- _TASK TO CARRY OUT_:
Within the records that follow, determine how many lines include the word "Alarm". State the number and nothing further.

Stored entries
*** Block opens ***

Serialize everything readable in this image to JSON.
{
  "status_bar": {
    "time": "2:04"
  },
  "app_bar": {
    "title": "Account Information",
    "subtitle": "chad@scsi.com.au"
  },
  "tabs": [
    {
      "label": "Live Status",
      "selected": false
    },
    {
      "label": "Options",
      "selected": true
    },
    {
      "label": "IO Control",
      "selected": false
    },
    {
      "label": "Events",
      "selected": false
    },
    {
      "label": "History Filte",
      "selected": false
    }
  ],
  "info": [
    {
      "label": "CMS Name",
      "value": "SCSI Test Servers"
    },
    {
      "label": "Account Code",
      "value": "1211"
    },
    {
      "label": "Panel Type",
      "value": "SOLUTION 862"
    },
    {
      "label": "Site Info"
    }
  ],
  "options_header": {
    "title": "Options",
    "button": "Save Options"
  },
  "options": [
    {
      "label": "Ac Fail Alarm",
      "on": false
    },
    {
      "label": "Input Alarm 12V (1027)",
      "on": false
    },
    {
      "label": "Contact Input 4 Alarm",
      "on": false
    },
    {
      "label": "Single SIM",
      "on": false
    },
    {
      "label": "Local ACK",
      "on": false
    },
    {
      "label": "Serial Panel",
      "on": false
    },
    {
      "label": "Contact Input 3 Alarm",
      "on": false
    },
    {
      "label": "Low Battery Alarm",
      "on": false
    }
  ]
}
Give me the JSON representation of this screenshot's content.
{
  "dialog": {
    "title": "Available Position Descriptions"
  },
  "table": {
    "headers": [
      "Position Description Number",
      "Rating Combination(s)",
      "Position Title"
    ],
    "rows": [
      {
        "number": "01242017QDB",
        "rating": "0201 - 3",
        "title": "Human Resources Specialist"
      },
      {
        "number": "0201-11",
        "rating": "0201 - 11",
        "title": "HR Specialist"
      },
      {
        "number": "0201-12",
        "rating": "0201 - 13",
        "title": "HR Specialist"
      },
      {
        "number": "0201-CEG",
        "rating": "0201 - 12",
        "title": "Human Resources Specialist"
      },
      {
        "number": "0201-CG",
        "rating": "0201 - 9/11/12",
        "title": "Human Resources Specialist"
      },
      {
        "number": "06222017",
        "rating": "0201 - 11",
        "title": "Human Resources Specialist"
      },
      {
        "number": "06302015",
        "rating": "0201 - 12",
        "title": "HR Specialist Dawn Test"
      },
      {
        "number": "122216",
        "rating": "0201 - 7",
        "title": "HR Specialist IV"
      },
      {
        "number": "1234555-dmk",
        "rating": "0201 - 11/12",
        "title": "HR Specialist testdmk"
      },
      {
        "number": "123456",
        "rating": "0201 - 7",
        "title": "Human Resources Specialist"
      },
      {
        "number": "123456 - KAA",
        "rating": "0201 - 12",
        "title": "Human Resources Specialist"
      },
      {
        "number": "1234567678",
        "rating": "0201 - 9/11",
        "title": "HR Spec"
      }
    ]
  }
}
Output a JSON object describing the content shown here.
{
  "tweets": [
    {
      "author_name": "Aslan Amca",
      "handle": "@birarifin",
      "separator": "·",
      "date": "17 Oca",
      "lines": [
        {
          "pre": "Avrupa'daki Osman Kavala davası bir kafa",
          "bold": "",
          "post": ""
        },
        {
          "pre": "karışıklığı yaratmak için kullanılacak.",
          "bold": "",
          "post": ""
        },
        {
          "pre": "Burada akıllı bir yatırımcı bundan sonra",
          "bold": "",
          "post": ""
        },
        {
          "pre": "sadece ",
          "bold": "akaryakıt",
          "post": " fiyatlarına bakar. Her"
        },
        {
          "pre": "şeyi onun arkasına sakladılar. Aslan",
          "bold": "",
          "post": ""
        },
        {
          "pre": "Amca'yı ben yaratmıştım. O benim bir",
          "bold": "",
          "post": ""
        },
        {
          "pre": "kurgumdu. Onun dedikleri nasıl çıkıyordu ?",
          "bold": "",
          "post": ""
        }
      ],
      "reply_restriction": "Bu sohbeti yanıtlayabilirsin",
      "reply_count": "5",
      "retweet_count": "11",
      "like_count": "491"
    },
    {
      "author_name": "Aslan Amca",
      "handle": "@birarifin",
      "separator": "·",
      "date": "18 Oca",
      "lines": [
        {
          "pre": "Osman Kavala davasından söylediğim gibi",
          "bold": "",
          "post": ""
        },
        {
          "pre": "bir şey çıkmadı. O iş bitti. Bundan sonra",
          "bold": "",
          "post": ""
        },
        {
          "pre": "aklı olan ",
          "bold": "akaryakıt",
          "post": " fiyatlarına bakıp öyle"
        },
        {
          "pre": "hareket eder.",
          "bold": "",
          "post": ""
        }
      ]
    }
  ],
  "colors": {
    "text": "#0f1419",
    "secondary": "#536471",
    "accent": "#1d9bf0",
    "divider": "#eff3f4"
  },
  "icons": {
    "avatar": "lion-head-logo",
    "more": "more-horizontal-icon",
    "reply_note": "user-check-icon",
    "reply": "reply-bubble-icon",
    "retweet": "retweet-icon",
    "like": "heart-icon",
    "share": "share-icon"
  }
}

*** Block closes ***

- _ANSWER BOX_:
5